M: The other thing I would like to touch on is just the cinematography in the film, it’s a beautiful looking film and, how did you go about getting that look and getting those scenes to look to be composed and to look the way they are?
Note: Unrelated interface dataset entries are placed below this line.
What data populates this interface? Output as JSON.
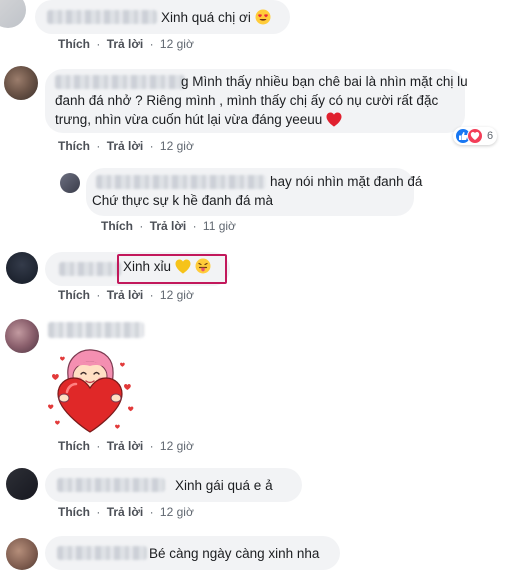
{
  "actions": {
    "like": "Thích",
    "reply": "Trả lời",
    "separator": "·"
  },
  "comments": [
    {
      "text": "Xinh quá chị ơi",
      "time": "12 giờ"
    },
    {
      "lines": [
        "g Mình thấy nhiều bạn chê bai là nhìn mặt chị lu",
        "đanh đá nhở ? Riêng mình , mình thấy chị ấy có nụ cười rất đặc",
        "trưng, nhìn vừa cuốn hút lại vừa đáng yeeuu"
      ],
      "time": "12 giờ",
      "reaction_count": "6"
    },
    {
      "lines": [
        "hay nói nhìn mặt đanh đá",
        "Chứ thực sự k hề đanh đá mà"
      ],
      "time": "11 giờ"
    },
    {
      "text": "Xinh xỉu",
      "time": "12 giờ"
    },
    {
      "sticker": "girl-holding-heart-sticker",
      "time": "12 giờ"
    },
    {
      "text": "Xinh gái quá e ả",
      "time": "12 giờ"
    },
    {
      "text": "Bé càng ngày càng xinh nha"
    }
  ],
  "colors": {
    "bubble": "#f2f3f5",
    "highlight": "#c2185b",
    "like_blue": "#1877f2",
    "love_red": "#f33e58"
  },
  "icons": [
    "heart-eyes-emoji",
    "red-heart-emoji",
    "yellow-heart-emoji",
    "tongue-out-emoji",
    "like-icon",
    "love-icon"
  ]
}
T: Ben Kutchins and I had been trying to work together for the last 3 or 4 films, and never be able to match, but finally i got a chance to work with him and he’s a great guy, and really good DOP. And when we started talking about this we were always very conscious about how speaking parts there are in the movie. There’s a lot of speaking parts in the movie, there’s  a lot of gag on his side and her side and we always talk about how we got to shoot and yet its a movie about two people you know.  So we just wanted to shoot it with just keeping the focus on these two people. The focus of the scene you know, these two characters emotional needs and those things. So we just started coming up with walking right into a room and the camera go around her head, as well you know, there was eight or ten people in the room that are all out of focus, they have all the dialogue as they have with her. So I was very happy to do those kinds of things that are daring on the day but they are the best thing that you could have done. Often get muddled and lost so you know, voices… too many characters people want to see the person what the scene is about, they don’t want. They hear the banter people processing with their eyes but you know, they don’t want to hear (fades out briefly) and yet to be realistic very warmly  the houses very cold and the glasses are very cold even though she’s you know, kind of…and his kind of things very beautiful and yet you know, we didn’t want to make it like “poverty porn” so we stayed away from that. I think these kind of principals helped us in the movie.

M: Now I think our connection is getting a little wobbly so I’ll ask you one last one, just kind of what do you want people to come away from, from watching the film, or come away with?

T: Well you know, I always have one answer to that question, I think that’s a really good question. They should take the movie home with them. People should take the characters home with them, they shouldn’t, the movie shouldn’t end in the movie theatre. So people see that last scene and take the characters home with  them, that last scene in the theatre. I mean that would make me happy you know. Life doesn’t have any tidy endings. So you don’t get this chance often you know in this business as you know, you speak to a lot of people and that, but so many times the studio, somebody else is telling you. (fades away). No, you owe people a tidy ending you know, people who spend money on the movie, want to watch it ….but then you know when I got this chance with this movie, to not have that, to just make, to just so that I feel people will walk out of the theatre and  I saw that in India and I saw that in the States and in New York last one, and people were walking out, you know talking about what happens to those characters. And you want people to take the movie home with them. These days you watch these little things on you know, Instagram or whatever or on YouTube and everything is telling you what it is and everything’s telling you how it ends and how people end up and then if you know how they end up then what happens then, then you’re not going to take the movie home with you. It’s not like you can set yourself up for a trilogy, but I think you can just have people take it home with them, you know, That’s the only goal. Pretty humble you know.

Click here for tickets to see Photograph at the NZIFF (Friday, July 26 at Westgate)